Berke said Chattanooga officials, who have been talking with Nippon about the project for the past year and a half, were competing with three or four other Southern cities. They worried that waiting longer to make zoning changes or assemble the city's offer after more public meetings could have left Chattanooga out of the final competition for the business investment.
"Given that some of the other offers [to lure Nippon to other cities] were richer than ours, we decided to go on [and rezone the site] to give us the best chance to secure this," Berke said.
Tetsuruo Fujita, CEO of Nippon Paint USA, said Monday the company was impressed with the training offered at Chattanooga State Community College and Nippon plans to try to hire local workers for the new plant, which will not begin production until 2021 and may not reach full staffing until 2025 or 2026.
Berke acknowledged that neighboring residents "have reason to be skeptical" because of the lack of new investment in the area over many decades. But the mayor said the neighborhood residents he has talked with about Nippon's plans "are ecstatic" and welcome the new jobs in the area.
Byrd, the council member who represents Avondale, and Demetrus Coonrod, another city council representative who grew up in the former Harriet Tubman housing development before it closed in 2012, both voiced strong support for the new development, as did Hamilton County Commissioner Warren Mackey, who represents the area on the county commission.

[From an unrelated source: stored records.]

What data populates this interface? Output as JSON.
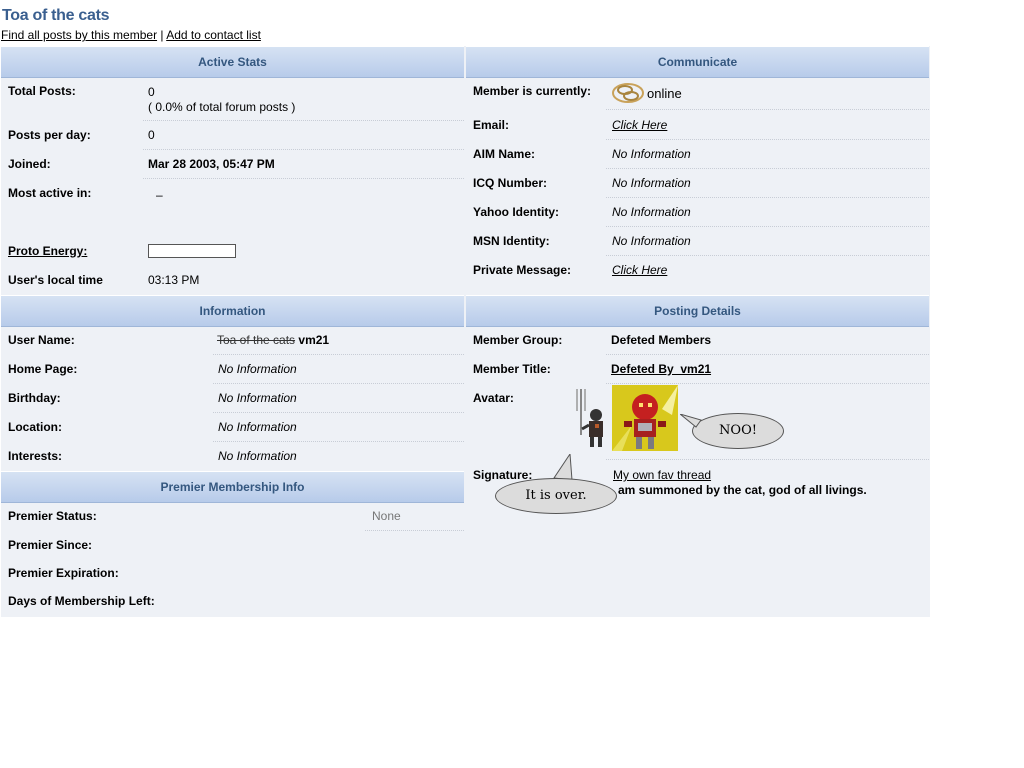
{
  "page": {
    "title": "Toa of the cats",
    "links": {
      "find_posts": "Find all posts by this member",
      "separator": " | ",
      "add_contact": "Add to contact list"
    }
  },
  "active_stats": {
    "header": "Active Stats",
    "total_posts_label": "Total Posts:",
    "total_posts_value": "0",
    "total_posts_percent": "( 0.0% of total forum posts )",
    "posts_per_day_label": "Posts per day:",
    "posts_per_day_value": "0",
    "joined_label": "Joined:",
    "joined_value": "Mar 28 2003, 05:47 PM",
    "most_active_label": "Most active in:",
    "most_active_value": "–",
    "proto_energy_label": "Proto Energy:",
    "proto_energy_level": 0,
    "local_time_label": "User's local time",
    "local_time_value": "03:13 PM"
  },
  "communicate": {
    "header": "Communicate",
    "status_label": "Member is currently:",
    "status_value": "online",
    "status_icon": "online-status-icon",
    "email_label": "Email:",
    "email_value": "Click Here",
    "aim_label": "AIM Name:",
    "aim_value": "No Information",
    "icq_label": "ICQ Number:",
    "icq_value": "No Information",
    "yahoo_label": "Yahoo Identity:",
    "yahoo_value": "No Information",
    "msn_label": "MSN Identity:",
    "msn_value": "No Information",
    "pm_label": "Private Message:",
    "pm_value": "Click Here"
  },
  "information": {
    "header": "Information",
    "username_label": "User Name:",
    "username_struck": "Toa of the cats",
    "username_new": "vm21",
    "homepage_label": "Home Page:",
    "homepage_value": "No Information",
    "birthday_label": "Birthday:",
    "birthday_value": "No Information",
    "location_label": "Location:",
    "location_value": "No Information",
    "interests_label": "Interests:",
    "interests_value": "No Information"
  },
  "premier": {
    "header": "Premier Membership Info",
    "status_label": "Premier Status:",
    "status_value": "None",
    "since_label": "Premier Since:",
    "expiration_label": "Premier Expiration:",
    "days_left_label": "Days of Membership Left:"
  },
  "posting": {
    "header": "Posting Details",
    "group_label": "Member Group:",
    "group_value": "Defeted Members",
    "title_label": "Member Title:",
    "title_value": "Defeted By  vm21",
    "avatar_label": "Avatar:",
    "avatar_bubble": "NOO!",
    "signature_label": "Signature:",
    "signature_link": "My own fav thread",
    "signature_text": "am summoned by the cat, god of all livings.",
    "signature_bubble": "It is over."
  }
}
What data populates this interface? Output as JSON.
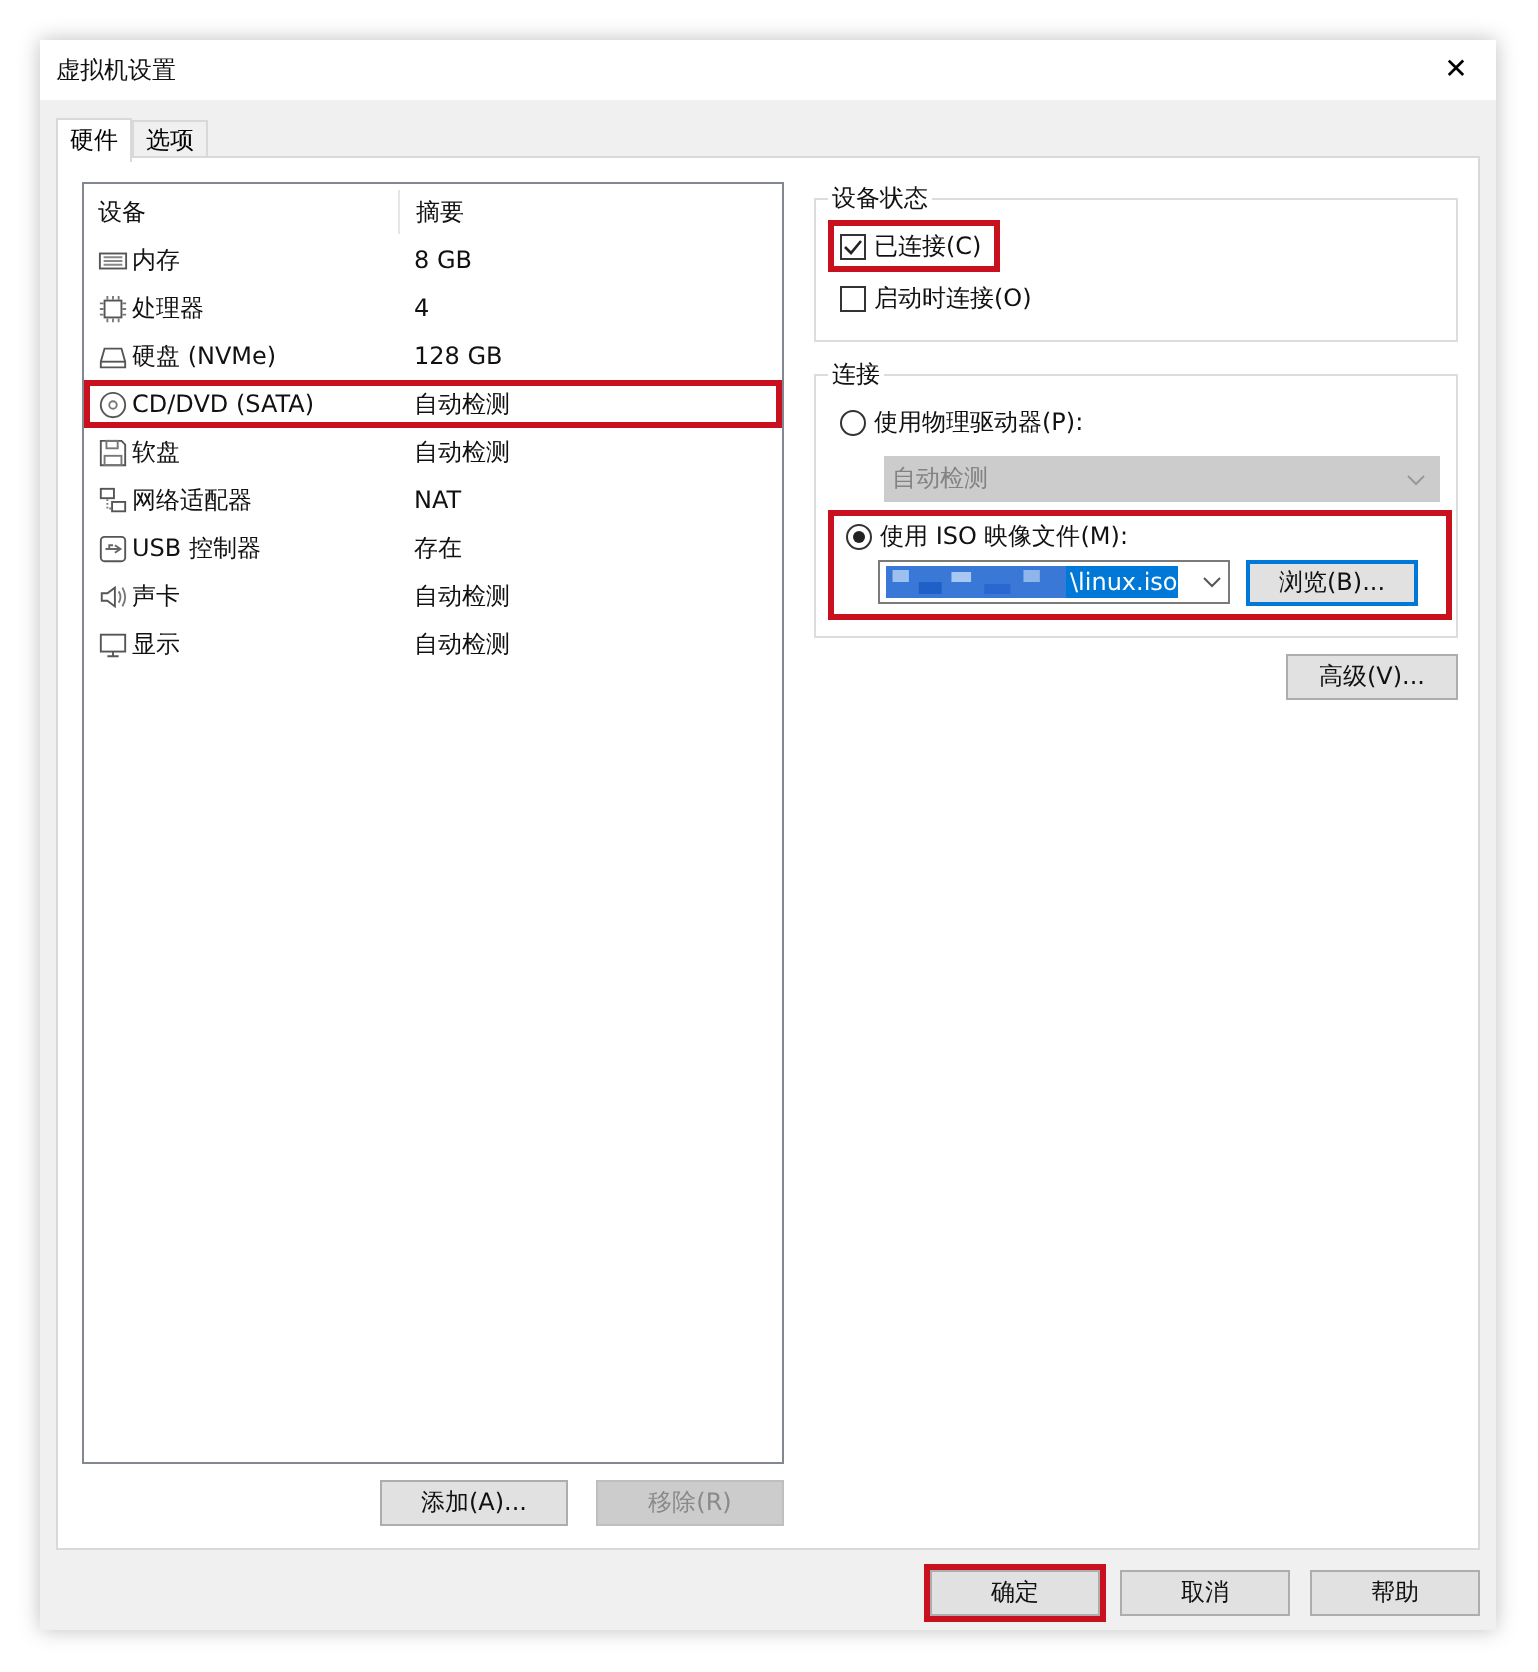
{
  "window": {
    "title": "虚拟机设置",
    "close": "✕"
  },
  "tabs": [
    {
      "label": "硬件",
      "selected": true
    },
    {
      "label": "选项",
      "selected": false
    }
  ],
  "device_list": {
    "columns": [
      "设备",
      "摘要"
    ],
    "rows": [
      {
        "kind": "memory",
        "name": "内存",
        "summary": "8 GB",
        "highlighted": false
      },
      {
        "kind": "cpu",
        "name": "处理器",
        "summary": "4",
        "highlighted": false
      },
      {
        "kind": "disk",
        "name": "硬盘 (NVMe)",
        "summary": "128 GB",
        "highlighted": false
      },
      {
        "kind": "cdrom",
        "name": "CD/DVD (SATA)",
        "summary": "自动检测",
        "highlighted": true
      },
      {
        "kind": "floppy",
        "name": "软盘",
        "summary": "自动检测",
        "highlighted": false
      },
      {
        "kind": "network",
        "name": "网络适配器",
        "summary": "NAT",
        "highlighted": false
      },
      {
        "kind": "usb",
        "name": "USB 控制器",
        "summary": "存在",
        "highlighted": false
      },
      {
        "kind": "sound",
        "name": "声卡",
        "summary": "自动检测",
        "highlighted": false
      },
      {
        "kind": "display",
        "name": "显示",
        "summary": "自动检测",
        "highlighted": false
      }
    ],
    "buttons": [
      {
        "label": "添加(A)...",
        "disabled": false
      },
      {
        "label": "移除(R)",
        "disabled": true
      }
    ]
  },
  "device_status": {
    "title": "设备状态",
    "options": [
      {
        "label": "已连接(C)",
        "checked": true,
        "highlighted": true
      },
      {
        "label": "启动时连接(O)",
        "checked": false,
        "highlighted": false
      }
    ]
  },
  "connection": {
    "title": "连接",
    "physical": {
      "label": "使用物理驱动器(P):",
      "selected": false,
      "drive": "自动检测",
      "disabled": true
    },
    "iso": {
      "label": "使用 ISO 映像文件(M):",
      "selected": true,
      "highlighted": true,
      "path": "\\linux.iso",
      "browse": "浏览(B)..."
    }
  },
  "advanced_button": "高级(V)...",
  "footer_buttons": [
    {
      "label": "确定",
      "highlighted": true
    },
    {
      "label": "取消",
      "highlighted": false
    },
    {
      "label": "帮助",
      "highlighted": false
    }
  ]
}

Ken Smith, president of the Avondale Neighborhood Association, called the announcement of the redevelopment plans next to the Nippon Paint plant "the icing on the cake" after the recent additions of the Avondale Youth and Family Center and improvements such as the Wilcox tunnel and sidewalks along Glass Street in the area.
"We hope to build on this momentum by working together with the city, the county and the community to try to move things forward," he said.
Coppinger said the planned development by Nippon Paint and the rest of the Tubman site is projected to generate more than $11 million in additional property taxes from a site that now generates none.
"We can take a portion of that to help further redevelop this area, and that's a win for everyone," he said.
Helen Burns Sharp, president of the citizens group known as Accountability for Taxpayer Money (ATM), praised the proposed tax increment financing plan for the Tubman site as an example of how such tax-funded redevelopment projects should be structured to help economically challenged parts of the city.
ATM criticized the tax-funded improvements being made in the city's first TIF projects in Lookout Valley and near the riverfront on the west side "because they were located in upscale residential neighborhoods and the new roads to be paid for with TIF funds would likely have happened anyway," Sharp said.
"This TIF would be different in that this neighborhood meets the blight test," Sharp said Wednesday. "TIF can be a catalyst for development that likely would not happen without the incentive."
Sharp said she hopes city and county leaders "will make sure that neighborhood residents can help shape the plan for the site and neighborhood and that the new Area 3 Ridge to River Plan will serve as a guide."
Contact Dave Flessner at firstname.lastname@example.org or 423-757-6340.